- He only targeted Muriel in one episode for the fact that her pies won first ribbon over his.
- The zombie director episode "Everyone Wants To Direct". This episode had a dark atmosphere with barely any humor, and the plot involving killing someone in a movie for real is all too real. Also, said zombies turned out to be past serial killers who managed to slay a dozen people on a kid's show.
- Some of Courage's screams can be very terrifying for kids, especially when some body parts are deformed or organs come outside. Watch it, if you dare. By far the scariest is the scream from "Car Broke, Phone Yes".
- "Cabaret Courage". Getting dropped into a room which looks like (is?) the inside of a human body, talking to a guy that looks like an ulcer, then performing for that guy, getting dropped into some kind of green digestive-acid if you fail...
- "The Mask", which features a girl in a flowing white dress wearing a giant creepy doll mask (and a terrible, raspy voice) who beats the shit out of Courage due to a hatred of dogs and spies on them to look for any sign of hypocrisy. The back story about her friend's abuse by a pack of dogs is a (not even thinly) veiled depiction of domestic abuse and forced prostitution. Courage The Cowardly Dog, a children's cartoon series with an episode revolving around an inner-city gangland drama.
- "Curtain of Cruelty" is definitely scary. The town turning from kind into rude and hateful. Forcing Murial to be bad bad by showing a video and having a mallet to hit a chained who was shivering. Then at the end of the episode, the gerbil is now smiling, and Eustace having seems milder in comparision, with the hamster even rubbing his head against him. It's not too scary until the gerbil has a angry face and pulls out a hammer, with the screen fading to black before you hear a thud sound.
- Eustace being consumed by foot fungus in "The Clutching Foot".
- It's Doc Gerbils World, It's Doc Gerbils World.
- The Great Fusili. Specifically the ending. In it, Courage fails to stop Muriel and Eustace from being turned into puppets. Well, thank God that this show has a Negative Continuity. However, this was originally going to be the last episode... There's also the nonexistent crowd, Fusili being turned into a puppet as well and the countless victims beforehand
- Courage reenacts his usual situation with them, implying that he had gone through some serious Sanity Slippage by the episodes' end.
- The Evil Vet from the episode "Remembrance of Courage Past". At least Katz in some episodes, had reason to try commit atrocities, but the vet just seems to enjoy being evil. He's the one who directly traumatized Courage as a child. Any villain from the cartoon pales in comparison to the evil vet.
- The episode 'Bad Hair Day' has a sequence where Courage goes into a building that farms humans for hair, and he sees dozens of humans hanging from rope on the ceiling... Most of whom have their eyes closed and are not moving.
- In "The Tower of Dr. Zalost," the titular doctor (who has, at this point, forcefully made all of Nowhere depressed) chokes Courage onscreen. Later, after Courage creates an antidote for Zalost's cannon balls and destroys the fortress, a scorched, seething Zalost chases Courage back into the house, forcing Courage and a newly cured Muriel to hide in the kitchen. Thankfully, Zalost gets better immediately afterward.
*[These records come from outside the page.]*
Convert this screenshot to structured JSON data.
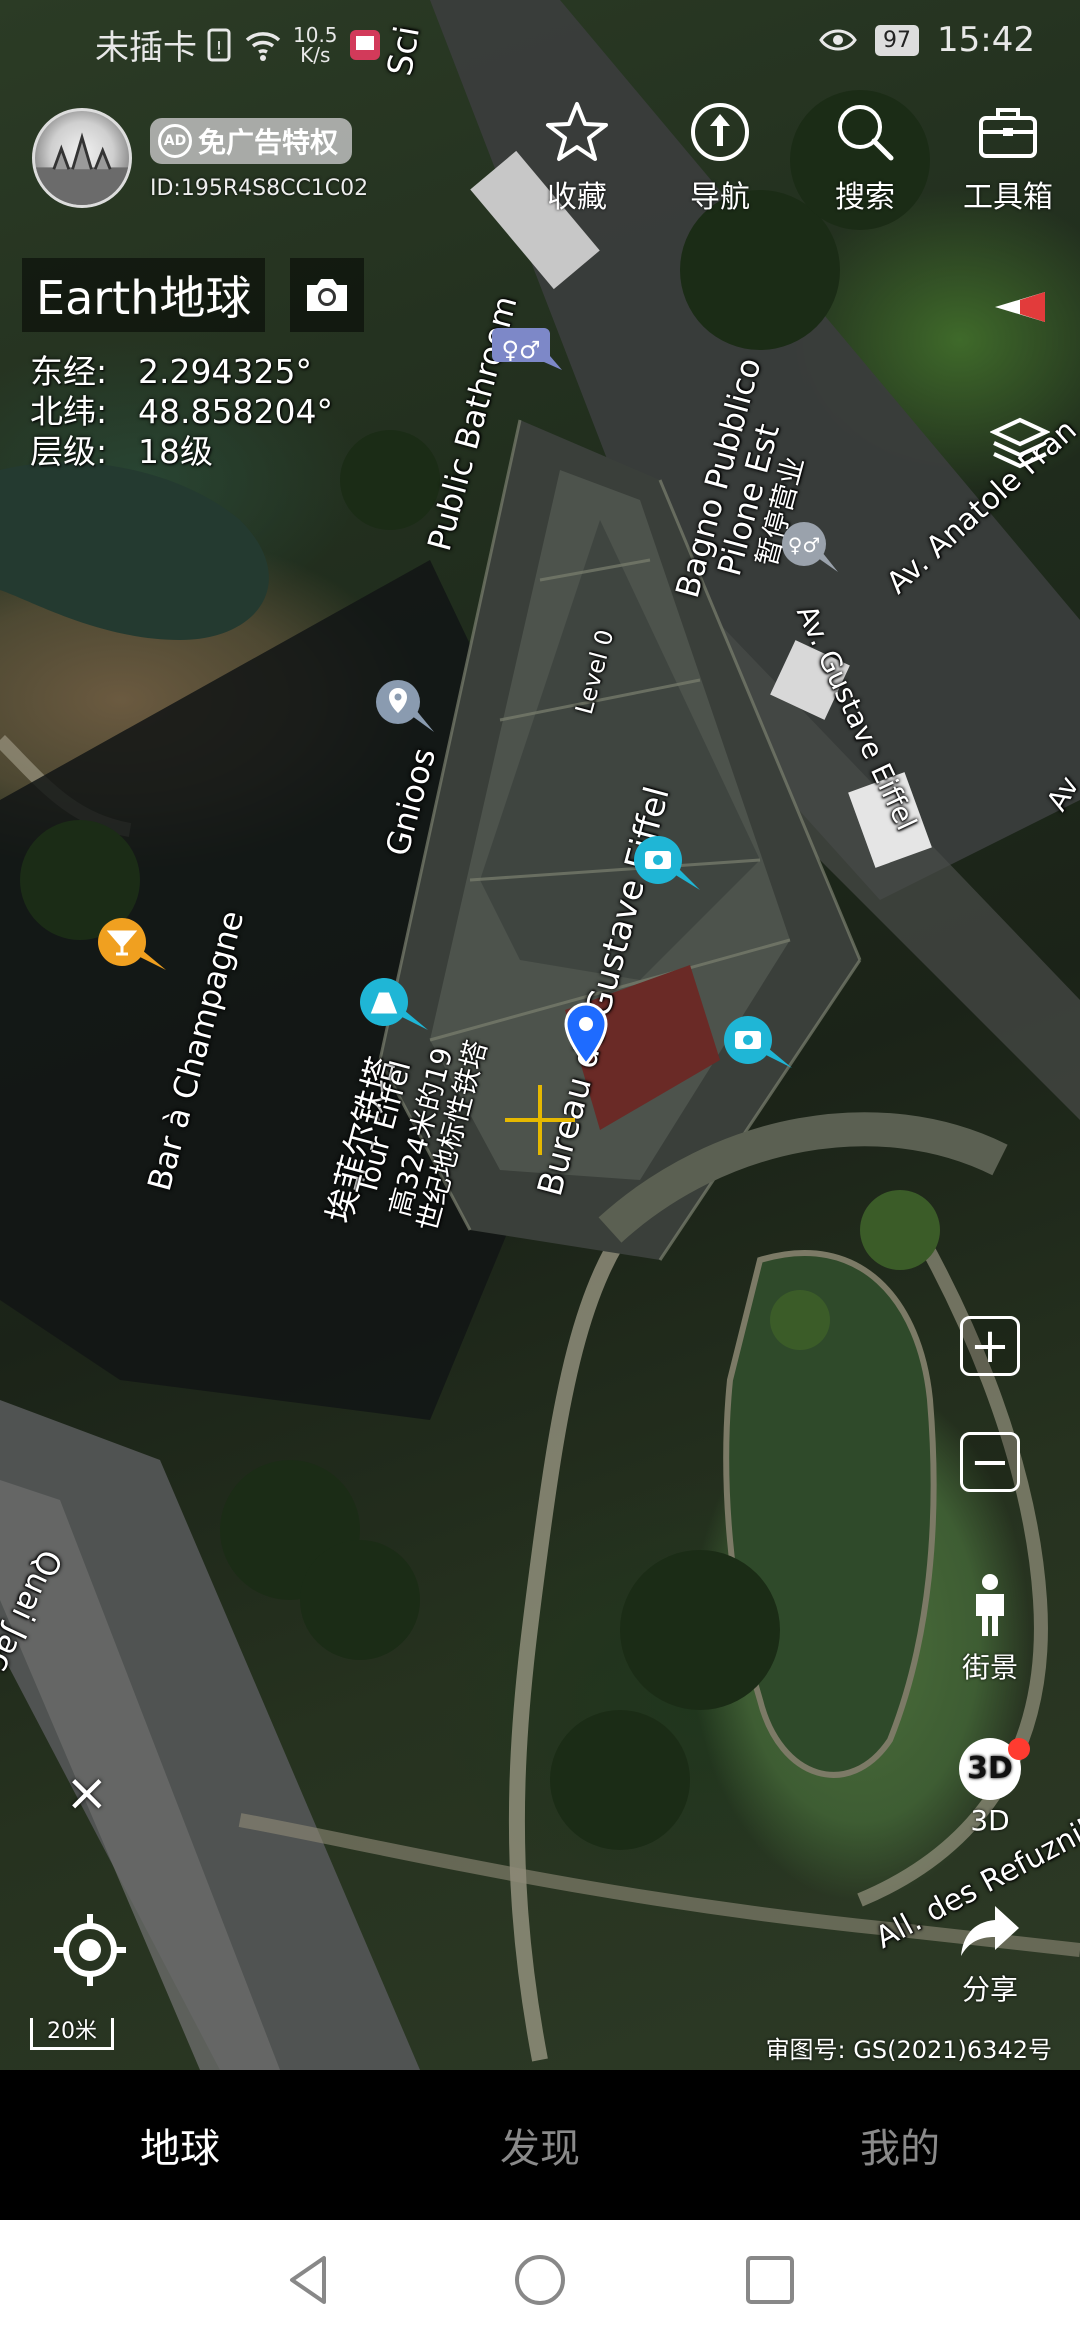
{
  "status_bar": {
    "carrier": "未插卡",
    "speed_value": "10.5",
    "speed_unit": "K/s",
    "battery": "97",
    "time": "15:42"
  },
  "header": {
    "ad_badge_icon": "AD",
    "ad_badge_label": "免广告特权",
    "user_id": "ID:195R4S8CC1C02",
    "buttons": [
      {
        "label": "收藏",
        "icon": "star-icon"
      },
      {
        "label": "导航",
        "icon": "navigation-icon"
      },
      {
        "label": "搜索",
        "icon": "search-icon"
      },
      {
        "label": "工具箱",
        "icon": "toolbox-icon"
      }
    ]
  },
  "info": {
    "app_title": "Earth地球",
    "lon_label": "东经:",
    "lon_value": "2.294325°",
    "lat_label": "北纬:",
    "lat_value": "48.858204°",
    "level_label": "层级:",
    "level_value": "18级"
  },
  "map_labels": {
    "sci": "Sci",
    "public_bathroom": "Public Bathroom",
    "bagno_1": "Bagno Pubblico",
    "bagno_2": "Pilone Est",
    "bagno_3": "暂停营业",
    "av_anatole": "Av. Anatole Fran",
    "av_gustave": "Av. Gustave Eiffel",
    "level0": "Level 0",
    "gnioos": "Gnioos",
    "bureau": "Bureau de Gustave Eiffel",
    "bar": "Bar à Champagne",
    "tower_cn": "埃菲尔铁塔",
    "tower_en": "Tour Eiffel",
    "tower_d1": "高324米的19",
    "tower_d2": "世纪地标性铁塔",
    "quai": "Quai Jac",
    "refuzniks": "All. des Refuzniks",
    "av_g": "Av"
  },
  "right_tools": {
    "zoom_in": "+",
    "zoom_out": "−",
    "street_view": "街景",
    "three_d_icon": "3D",
    "three_d": "3D",
    "share": "分享"
  },
  "bottom": {
    "close": "×",
    "scale": "20米",
    "approval": "审图号: GS(2021)6342号"
  },
  "tabs": [
    {
      "label": "地球",
      "active": true
    },
    {
      "label": "发现",
      "active": false
    },
    {
      "label": "我的",
      "active": false
    }
  ],
  "colors": {
    "crosshair": "#e6b800",
    "pin_blue": "#1e6bff",
    "poi_teal": "#1fb6d6",
    "poi_orange": "#f0a020",
    "poi_gray": "#8a9bb0"
  }
}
- Though all of these can be nightmare retardant, due to a popular theory that everything happening in the show, due to courage's paranoia, massive fear of everything, doggy instinct to protect his family and possible psychotic neurosis and/or Schizophrenia. It may all be just in Courage's head. note